"As we take a step back from the day-to-day dynamic, we see consumer behaviors evolving in ways that we think will stick beyond the pandemic. First, we think consumers will be eating more at home in the 'new normal'," said General Mills CEO Jeff Harmening on the company's Q2 2021 earnings call.
"Many consumers have told us that they’re enjoying the benefits of home-centricity in their lives, including flexible work environments, more family time, and more balance, driving a better quality of life.
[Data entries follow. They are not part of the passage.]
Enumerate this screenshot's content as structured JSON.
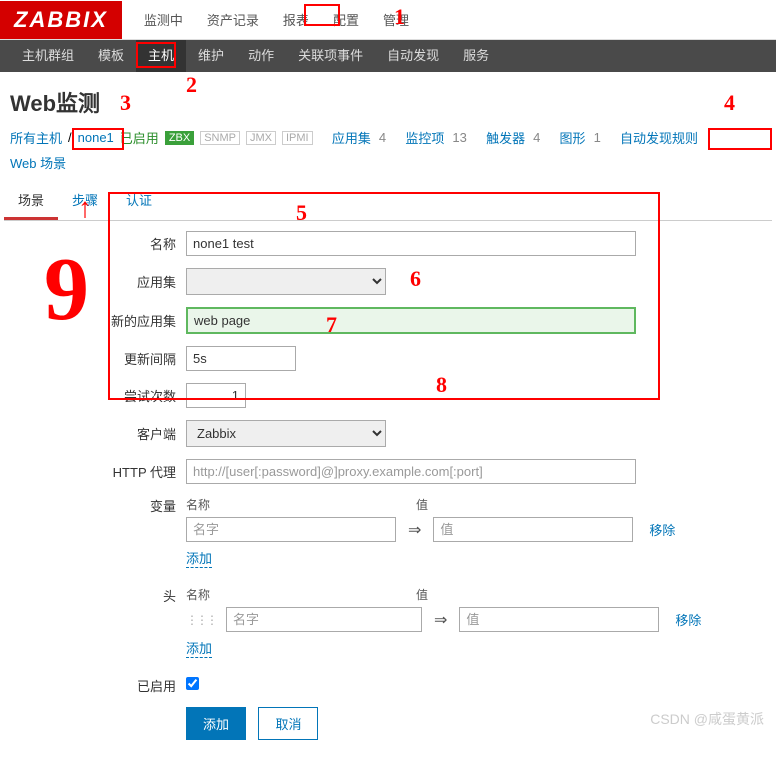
{
  "logo": "ZABBIX",
  "topmenu": [
    "监测中",
    "资产记录",
    "报表",
    "配置",
    "管理"
  ],
  "subnav": [
    "主机群组",
    "模板",
    "主机",
    "维护",
    "动作",
    "关联项事件",
    "自动发现",
    "服务"
  ],
  "page_title": "Web监测",
  "nav3": {
    "all_hosts": "所有主机",
    "host": "none1",
    "enabled": "已启用",
    "zbx": "ZBX",
    "snmp": "SNMP",
    "jmx": "JMX",
    "ipmi": "IPMI",
    "app": "应用集",
    "app_n": "4",
    "mon": "监控项",
    "mon_n": "13",
    "trig": "触发器",
    "trig_n": "4",
    "graph": "图形",
    "graph_n": "1",
    "disc": "自动发现规则",
    "web": "Web 场景"
  },
  "tabs": [
    "场景",
    "步骤",
    "认证"
  ],
  "form": {
    "name_lbl": "名称",
    "name_val": "none1 test",
    "appset_lbl": "应用集",
    "newapp_lbl": "新的应用集",
    "newapp_val": "web page",
    "interval_lbl": "更新间隔",
    "interval_val": "5s",
    "retry_lbl": "尝试次数",
    "retry_val": "1",
    "client_lbl": "客户端",
    "client_val": "Zabbix",
    "proxy_lbl": "HTTP 代理",
    "proxy_ph": "http://[user[:password]@]proxy.example.com[:port]",
    "var_lbl": "变量",
    "head_lbl": "头",
    "col_name": "名称",
    "col_val": "值",
    "ph_name": "名字",
    "ph_val": "值",
    "remove": "移除",
    "add": "添加",
    "enabled_lbl": "已启用",
    "btn_submit": "添加",
    "btn_cancel": "取消"
  },
  "watermark": "CSDN @咸蛋黄派",
  "annot": {
    "a1": "1",
    "a2": "2",
    "a3": "3",
    "a4": "4",
    "a5": "5",
    "a6": "6",
    "a7": "7",
    "a8": "8",
    "a9": "9"
  }
}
We expect more time at home, including more work from home, to be an ongoing part of consumer routines, meaning more opportunities for at-home eating occasions."
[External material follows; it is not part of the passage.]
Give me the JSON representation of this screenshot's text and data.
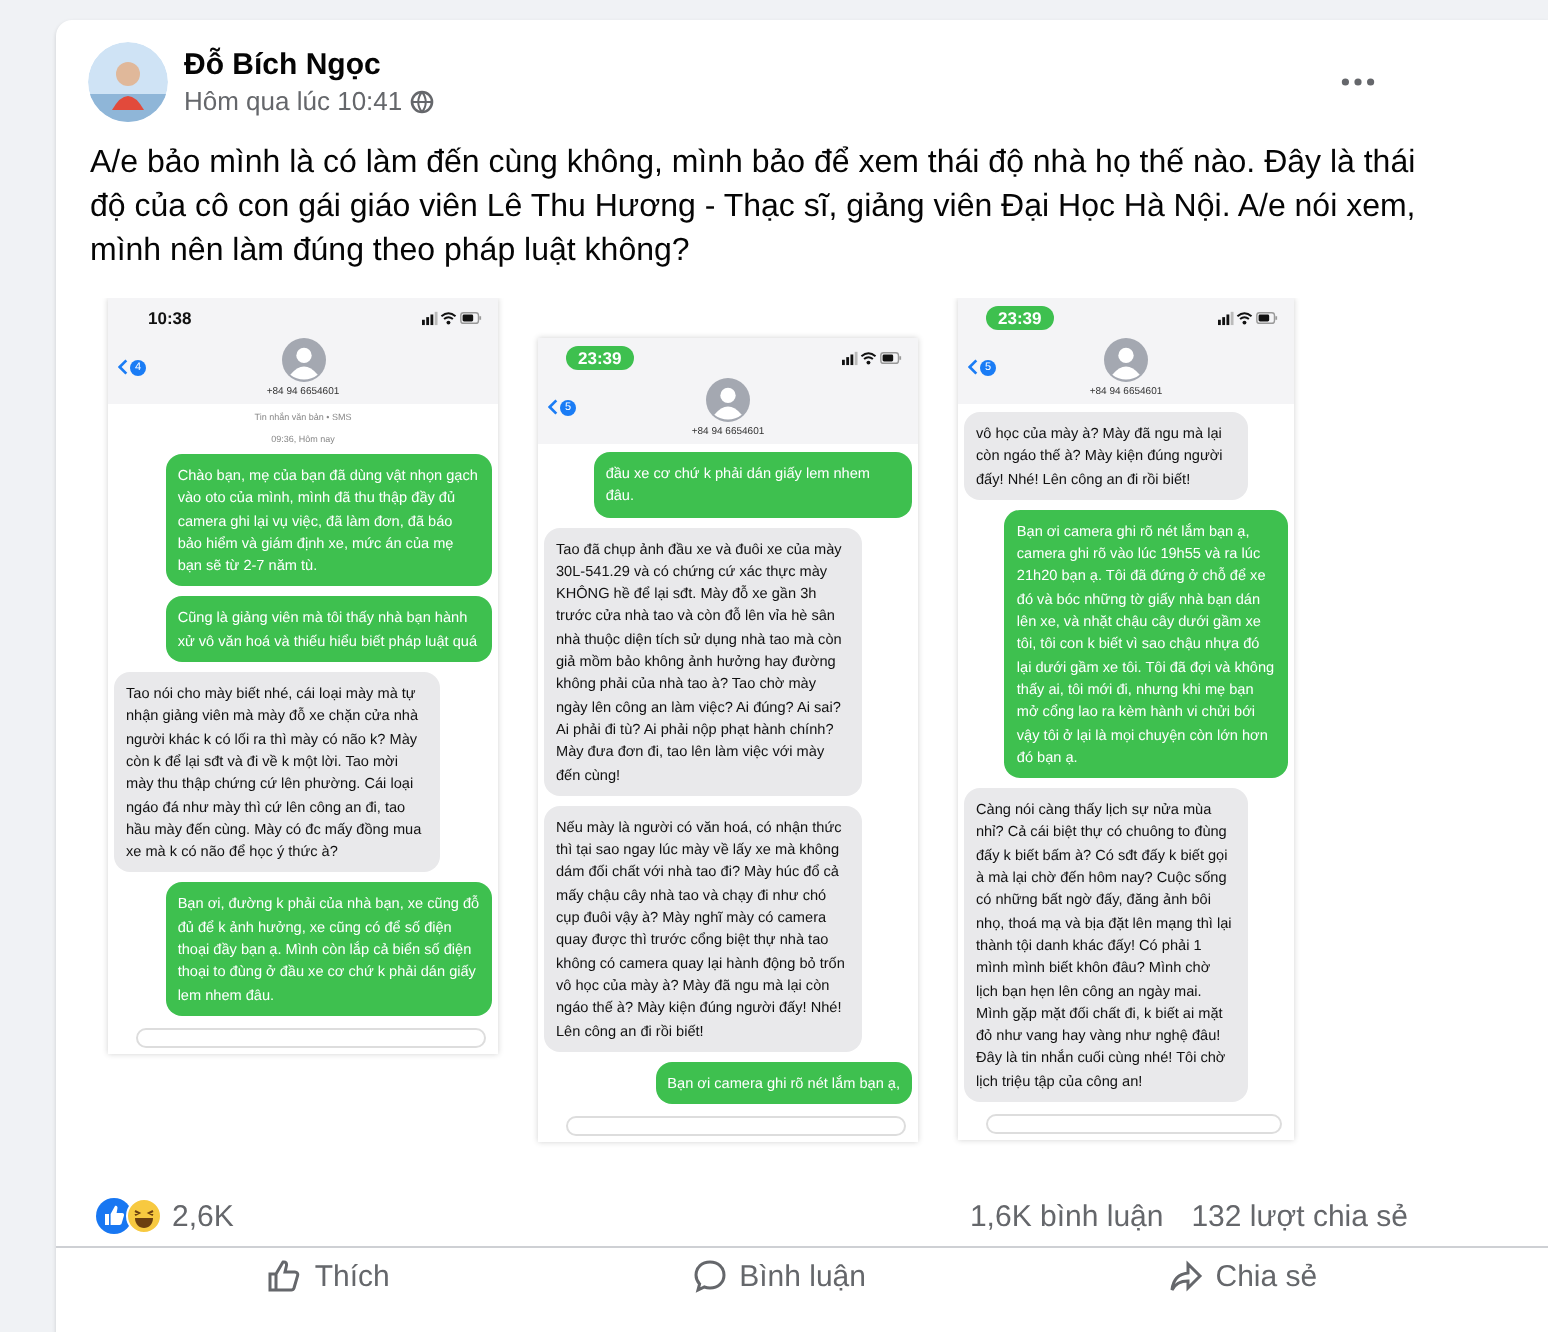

Since the onset of the pandemic, consumers have been seeking out brands they “know and trust” and General Mills has been able to meet that demand with consumer-relevant brands and strategic innovation launches, said Harmening during the company’s Q2 2021 earnings call.
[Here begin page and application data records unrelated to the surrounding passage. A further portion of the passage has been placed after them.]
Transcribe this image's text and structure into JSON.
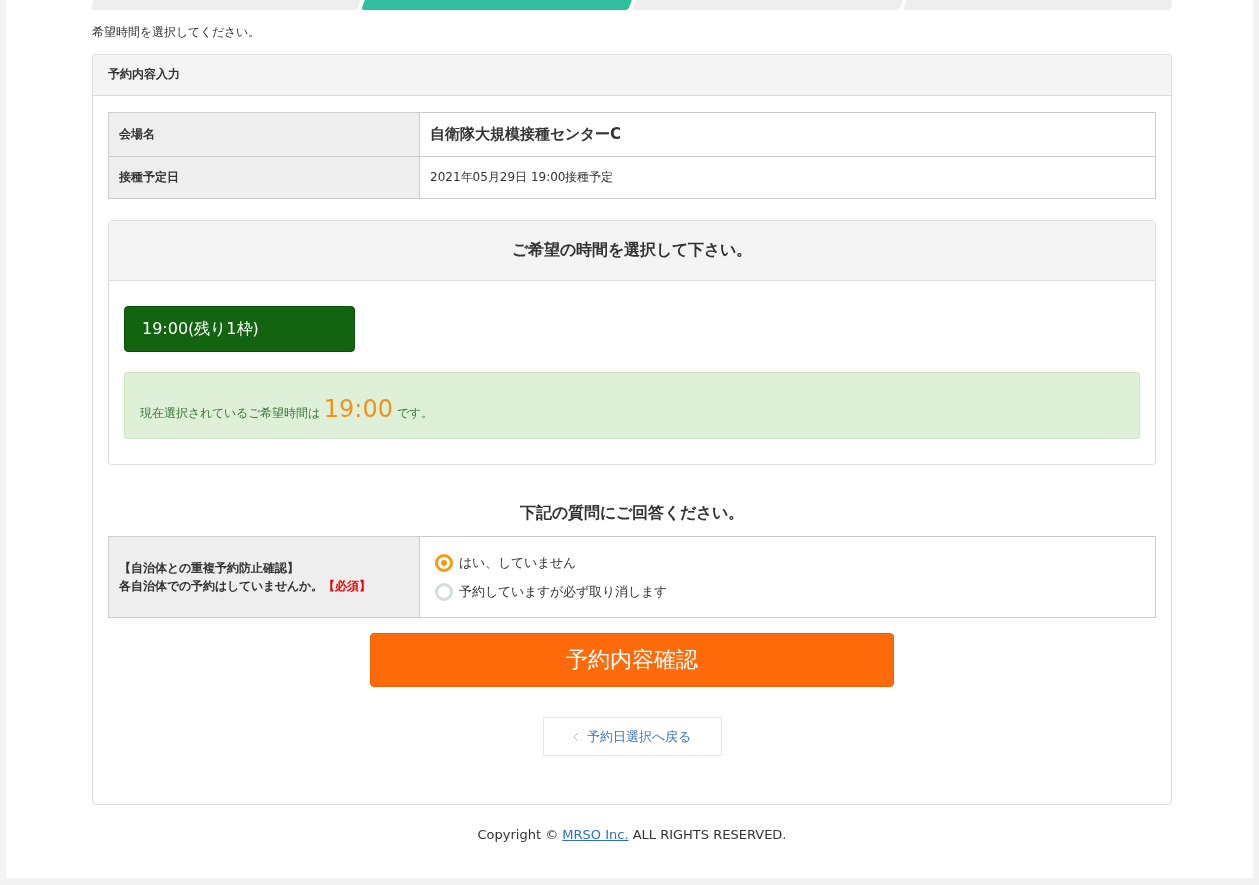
{
  "steps": [
    {
      "selected": false
    },
    {
      "selected": true
    },
    {
      "selected": false
    },
    {
      "selected": false
    }
  ],
  "instruction": "希望時間を選択してください。",
  "panel": {
    "title": "予約内容入力",
    "info": [
      {
        "label": "会場名",
        "value": "自衛隊大規模接種センターC",
        "kind": "emphasis"
      },
      {
        "label": "接種予定日",
        "value": "2021年05月29日 19:00接種予定",
        "kind": "plain"
      }
    ],
    "time_box": {
      "title": "ご希望の時間を選択して下さい。",
      "slots": [
        {
          "label": "19:00(残り1枠)",
          "selected": true
        }
      ],
      "notice": {
        "before": "現在選択されているご希望時間は",
        "time": "19:00",
        "after": "です。"
      }
    },
    "question_heading": "下記の質問にご回答ください。",
    "question": {
      "title": "【自治体との重複予約防止確認】",
      "text": "各自治体での予約はしていませんか。",
      "required": "【必須】",
      "options": [
        {
          "label": "はい、していません",
          "selected": true
        },
        {
          "label": "予約していますが必ず取り消します",
          "selected": false
        }
      ]
    },
    "confirm_button": "予約内容確認",
    "back_button": "予約日選択へ戻る"
  },
  "footer": {
    "before": "Copyright ©",
    "link": "MRSO Inc.",
    "after": "ALL RIGHTS RESERVED."
  }
}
Harmening noted how the company was able to drive further household penetration for its existing portfolio of well-known brands including Pillsbury, Betty Crocker, Old El Paso, Yoplait, and Cheerios with brand-specific marketing campaigns.
"As many consumers are experiencing a non-traditional holiday season, our marketing has been respectful and empathetic to what is a more challenging time," said Harmening.
"Our Betty Flippin’ Crocker campaign encourages families that they can create the solutions they need to make cooking and baking easy, affordable and full of joy this holiday season," said Harmening.
While many companies slowed down their innovation cycles in the past six months, General Mills has continued to roll out new products under its established brands this year.
“We launched a number of successful new products in the first half, including: Cinnamon Cheerios, the top new item in the US cereal category; convenient new Progresso Toppers; Nature Valley Packed sustained energy bars; our re-launched Dunkaroos snacks; and Old El Paso tortilla pockets,” said Harmening.
General Mills has more innovation planned for the back half of fiscal ’21, said Harmening, including Multigrain Cheerios with Strawberries, Ratio Protein dairy snacks delivering 25 grams of protein with three grams of sugar, Nature Valley Protein Crunch bars, and Muddy Buddies pretzel bites.
Pet food organic net sales grew by more than 18% for the quarter driven by strong consumer demand in wet food and treats.
“The premiumization of pet food and the humanization of pet food is a trend we see coming… and so we're pretty bullish about our ability to continue to compete effectively given what we see in our innovation pipeline,” said Harmening.
‘The process for unlocking growth starts with data’
“Data-driven digital marketing is beginning to fuel every aspect of the General Mills brand experience, from strategy through conversion, in a holistic, connected approach,” added Harmening.
To drive further household penetration and unlock growth, Harmening noted how General Mills is building “rich data sets” with data captured through its Box Tops for Education and BettyCrocker.com and Pillsbury.com websites, which interact with 8 million unique users each month.
“We connect those data sets and use our advanced analytics capabilities to identify previously untapped growth spaces. From there, we segment consumers and then rapidly test multiple iterations of personalized marketing messages, and with the direct link between our digital marketing and e-commerce purchases, we can quickly measure sales impact and assess effectiveness,” he said.
“This agile marketing process is providing in-market learning four to six times faster than our normal process,” he said.
Elevated at-home food demand?
Despite better-than-expected financial results for the first half of the 2021 fiscal year, analysts at Bernstein question if General Mills will be able to sustain its current level of growth and wonder how sales and margins will evolve heading into Q4 2021 and into FY22 as the industry laps the onset of the pandemic.
“Gross margins were up only 20 basis points year-over-year this quarter and investments in incremental capacity are likely to increase next quarter even as promotional spending, which was reduced in the first several months of the pandemic, begins to normalize,” noted Bernstein analysts.
Commenting on the months ahead, however, Harmening said he expected consumer desire for well-known legacy brands in its portfolio to endure well past the pandemic.
“Because of the current state of the virus in the US and across our major markets, we expect consumer demand for food-at-home will remain elevated, relative to pre-pandemic levels, through the remainder of our fiscal ’21.
“We also believe the current recession will last beyond the pandemic, and what we have learned from past recessions is that the first and most significant way consumers economize in their food budgets is by eating more at home."